by James Flewellen 


Over the last few posts I’ve covered various aspects of wine tasting in some detail. We’ve looked at the appearance of wine, the aromas we find in white and red wines, the structure of the wine on the palate and how to begin to assess the quality of the wine. This post summarises these ideas in a concise ‘checklist’, which I hope you find a useful prompt as you explore new tastes and new wines.

Step 1: Appearance

What is the colour of the wine? Can you see through it? Tilt the glass and examine the wine against a white background. Is there a change in colour, or ‘gradient’ along the wine?

Step 2: Nose

Tempranillo varietal wine bottle and glass, sh...

Tempranillo varietal wine bottle and glass, showing colour










The nose is the aroma of the wine. Is it powerful or subtle? Complex or easy to describe? Does the aroma change after swirling the wine? Does it evolve over time as the wine aerates or warms up? What can you smell? Is the wine primarily a fruity wine? What sort of fruits, and are they fresh, cooked or dried? Perhaps there are also other aromas: spices, grassy notes, herbs, wood, nuts, savoury/meaty aromas? Do any of these aromas remind you of other wines you’ve had before, or maybe indicate some age on the wine?

Step 3: Palate

We look for up to eight components of a wine when we taste. Firstly, the flavours: are these the same as the aromas you can smell? All wines have perceptible acidity and alcohol, which give structure to the wine. Alcohol is a major component of the body of a wine, which is how heavy or viscous the wine feels in the mouth. Red wines also have tannins, which provide additional structure. Some wines have perceptible residual sugar. The evidence of maturation in oak may also be present in many white and red styles. Finally, the finish is how long the flavours and sensations of the wine linger in your mouth after swallowing.


Step 4: The Conclusion

Wine tasting is a very personal thing. No-one else can tell you whether you like or dislike a particular wine, or why you do. That said, there are certain features a professional wine taster looks for in assessing the quality of a wine (whether it suits their personal tastes or not). These include:

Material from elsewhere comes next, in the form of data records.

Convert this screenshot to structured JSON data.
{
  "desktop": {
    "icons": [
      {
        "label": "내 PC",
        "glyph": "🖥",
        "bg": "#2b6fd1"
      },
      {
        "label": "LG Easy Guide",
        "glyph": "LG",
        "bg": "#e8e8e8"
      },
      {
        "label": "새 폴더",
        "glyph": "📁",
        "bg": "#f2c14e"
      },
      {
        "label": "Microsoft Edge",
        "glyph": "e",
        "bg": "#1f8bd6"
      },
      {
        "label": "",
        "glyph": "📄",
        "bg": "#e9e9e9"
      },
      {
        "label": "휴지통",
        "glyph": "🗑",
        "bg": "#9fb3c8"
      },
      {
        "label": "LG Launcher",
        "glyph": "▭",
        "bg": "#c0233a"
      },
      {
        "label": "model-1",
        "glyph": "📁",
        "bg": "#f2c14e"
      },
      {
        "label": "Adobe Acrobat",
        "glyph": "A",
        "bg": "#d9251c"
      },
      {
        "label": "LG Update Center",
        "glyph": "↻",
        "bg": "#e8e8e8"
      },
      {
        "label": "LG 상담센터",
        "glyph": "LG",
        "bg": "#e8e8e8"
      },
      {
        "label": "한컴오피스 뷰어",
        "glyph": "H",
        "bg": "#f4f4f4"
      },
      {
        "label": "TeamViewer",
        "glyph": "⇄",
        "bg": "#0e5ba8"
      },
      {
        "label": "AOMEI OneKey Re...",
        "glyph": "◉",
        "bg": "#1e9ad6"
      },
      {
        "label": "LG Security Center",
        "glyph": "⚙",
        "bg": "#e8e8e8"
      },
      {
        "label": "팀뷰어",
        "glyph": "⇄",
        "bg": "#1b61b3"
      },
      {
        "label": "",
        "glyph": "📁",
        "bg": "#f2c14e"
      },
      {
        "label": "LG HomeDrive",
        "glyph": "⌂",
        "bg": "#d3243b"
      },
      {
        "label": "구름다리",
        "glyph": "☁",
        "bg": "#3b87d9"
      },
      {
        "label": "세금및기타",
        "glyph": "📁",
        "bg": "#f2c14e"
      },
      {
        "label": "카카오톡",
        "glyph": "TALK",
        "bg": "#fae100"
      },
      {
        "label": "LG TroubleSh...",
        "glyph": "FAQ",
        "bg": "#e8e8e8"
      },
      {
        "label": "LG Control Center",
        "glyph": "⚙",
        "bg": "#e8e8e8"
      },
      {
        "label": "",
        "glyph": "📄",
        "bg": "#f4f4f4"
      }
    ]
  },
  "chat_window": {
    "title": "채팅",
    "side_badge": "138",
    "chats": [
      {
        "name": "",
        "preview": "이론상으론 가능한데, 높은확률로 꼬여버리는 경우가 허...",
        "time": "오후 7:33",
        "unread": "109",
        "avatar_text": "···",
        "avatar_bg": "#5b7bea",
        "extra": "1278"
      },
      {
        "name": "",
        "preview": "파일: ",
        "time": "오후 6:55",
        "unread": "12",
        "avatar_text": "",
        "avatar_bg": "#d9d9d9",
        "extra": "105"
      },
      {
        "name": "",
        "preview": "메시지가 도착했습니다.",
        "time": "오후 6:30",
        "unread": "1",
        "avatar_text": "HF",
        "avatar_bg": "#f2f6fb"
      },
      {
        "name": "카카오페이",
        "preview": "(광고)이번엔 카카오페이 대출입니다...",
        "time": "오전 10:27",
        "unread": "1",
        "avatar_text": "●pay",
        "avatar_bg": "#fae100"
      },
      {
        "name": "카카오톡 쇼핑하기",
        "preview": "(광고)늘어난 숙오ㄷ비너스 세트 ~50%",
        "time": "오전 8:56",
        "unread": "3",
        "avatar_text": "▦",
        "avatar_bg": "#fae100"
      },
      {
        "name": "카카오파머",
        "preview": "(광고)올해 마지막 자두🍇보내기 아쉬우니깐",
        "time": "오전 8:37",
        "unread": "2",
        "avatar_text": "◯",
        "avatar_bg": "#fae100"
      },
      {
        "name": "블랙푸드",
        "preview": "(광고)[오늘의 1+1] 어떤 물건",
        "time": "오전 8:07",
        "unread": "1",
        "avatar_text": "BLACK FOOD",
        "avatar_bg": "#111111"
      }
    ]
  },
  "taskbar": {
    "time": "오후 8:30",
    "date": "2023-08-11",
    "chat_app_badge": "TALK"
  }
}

  • Balance: is the overall perception of the wine flavours and structure in harmony?
  • Length: do the flavours persist for a long time or do they fall flat and short?
  • Intensity: are the flavours and aromas intense or a bit weak? Perhaps they are too intense and overwhelming.
  • Complexity: is there a lot going on in the wine, or is it a bit simple and ‘one-dimensional’.

Other things to think about are: When would you drink this wine – by itself or would it be better with food? What sort of food? Is it good value for money? Is it ready to drink now? Or perhaps it will be better in a few years. It might seem  like a lot to take in but ultimately enjoying wine comes down to two things: Do you like this wine? and more importantly: Why is that?


James Flewellen is The Rambling Epicure wine columnist. James is a biophysicist at the University of Oxford. Originally from New Zealand, the huge range of wine James discovered in Europe spurred his interest in all things vinous. He became involved in the University’s Blind Wine Tasting Society and has recently completed a two-year term as its President. During this time he represented the University in a number of domestic and international wine tasting competitions, winning several awards. He is currently completing the WSET Diploma in Wine and Spirits. James has a passion for wine communication and education and runs the Oxford Wine Blog and the Oxford Wine Academy.

Never miss a post
Your email address:*
Please enter all required fields
Correct invalid entries
Print Friendly, PDF & Email

Comments are closed.